Opinion

Who’s teaching your kids today, what are they being taught?

CHAMBER CHAT

“I believe the children are our future. Teach them well and let them lead the way…” So says the Whitney Houston song. I am mom to two sons, 24 and 20. My oldest is in college in Arizona on an ROTC path and his brother just reported to Turkey to get acclimated before being inserted into Afghanistan. I offer that tidbit of information so you know I’m a parent.

Why is the Chamber talking about children and parenting?

I also sit on the Career and Technical Education Advisory committee for the CK School District with several area employers.

One of the recurring themes discussed is a frustration around having ready, willing and able employees coming out of high school and into the work force; having students who have learned, through some variety of means, the skills necessary to be successful. The skills I refer to are customer service, etiquette, a dedication to attendance and a desire to be truly present on the job site.

Are these skills something a student is supposed to learn in a classroom or are they skills that should be taught at home? Who is supposed to teach a young adult that being at work when you are supposed to be at work isn’t a choice but rather a prerequisite to remain employed? Who is responsible for making sure young adults looking for a job know that texting on the job, keeping a cell phone on and surfing the latest fad social network is a quick way to unemployment?

When did it become the responsibility of educators to teach basic survival skills to students? Isn’t this a parental responsibility?

My third (I think) major was education, I wanted to be a teacher. I made it as far as my practicum when I realized in the classroom that teachers were spending way too much time teaching things that should have been taught at home. I didn’t want to parent 30 kids, so I decided liberal arts might be better for me.

Changing times, economic struggles and more have contributed to a decline in the cohesiveness of the family unit. A sit-down dinner is almost a thing of the past as family members buzz in and out of the house.

Bringing the families back together, even if for a single night a week is a start. This is why the Chamber’s talking about children and parenting this month. The Silverdale Chamber of Commerce would like to encourage you to attend the fourth annual Central Kitsap Family Night April 7 at the President’s Hall. The event will feature entertainment, interactive displays, games and more with the hope of giving you some ideas and tools to start or build on your own Family Night.
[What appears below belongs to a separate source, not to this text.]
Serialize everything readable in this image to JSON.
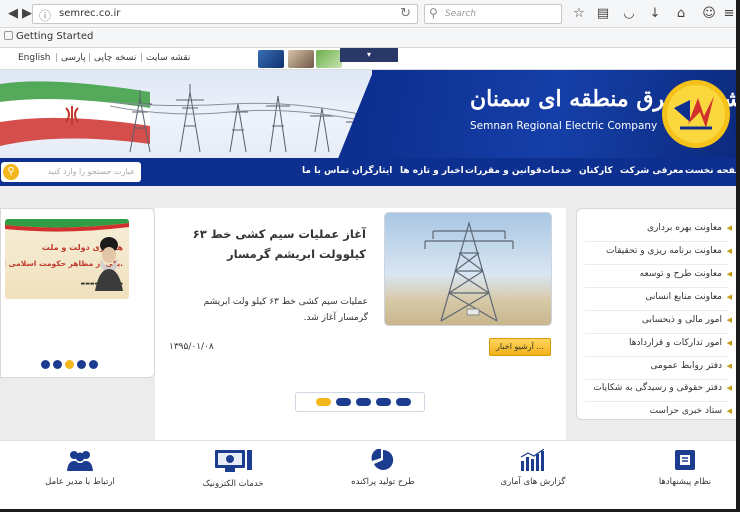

Be sure to mark your calendars for Military Appreciation Day on April 4 at the Kitsap County Fairgrounds Pavilion. Show your support for area service members and their families and find out what happens behind the gates of NBK.

As always, you are invited to attend our monthly luncheon. This month, our featured speaker is Capt. Mark Olson, commanding officer of Naval Base Kitsap. The lunch will be on March 25 at 11:30 a.m. at the Silverdale Beach Hotel. Advanced reservations are required for this luncheon.

If you want more information about what’s going on at the Chamber, you can subscribe to our weekly e-mail newsletter by sending a note to subscribe@silverdalechamber.com. Until next month, remember to shop Silverdale!

Darla Murker is the executive director of the Silverdale Chamber of Commerce. She appears the third Friday of the month in the CK Reporter.

We encourage an open exchange of ideas on this story's topic, but we ask you to follow our guidelines for respecting community standards. Personal attacks, inappropriate language, and off-topic comments may be removed, and comment privileges revoked, per our Terms of Use. Please see our FAQ if you have questions or concerns about using Facebook to comment.
blog comments powered by Disqus

Read the latest Green Edition

Browse the print edition page by page, including stories and ads.

Jul 25 edition online now. Browse the archives.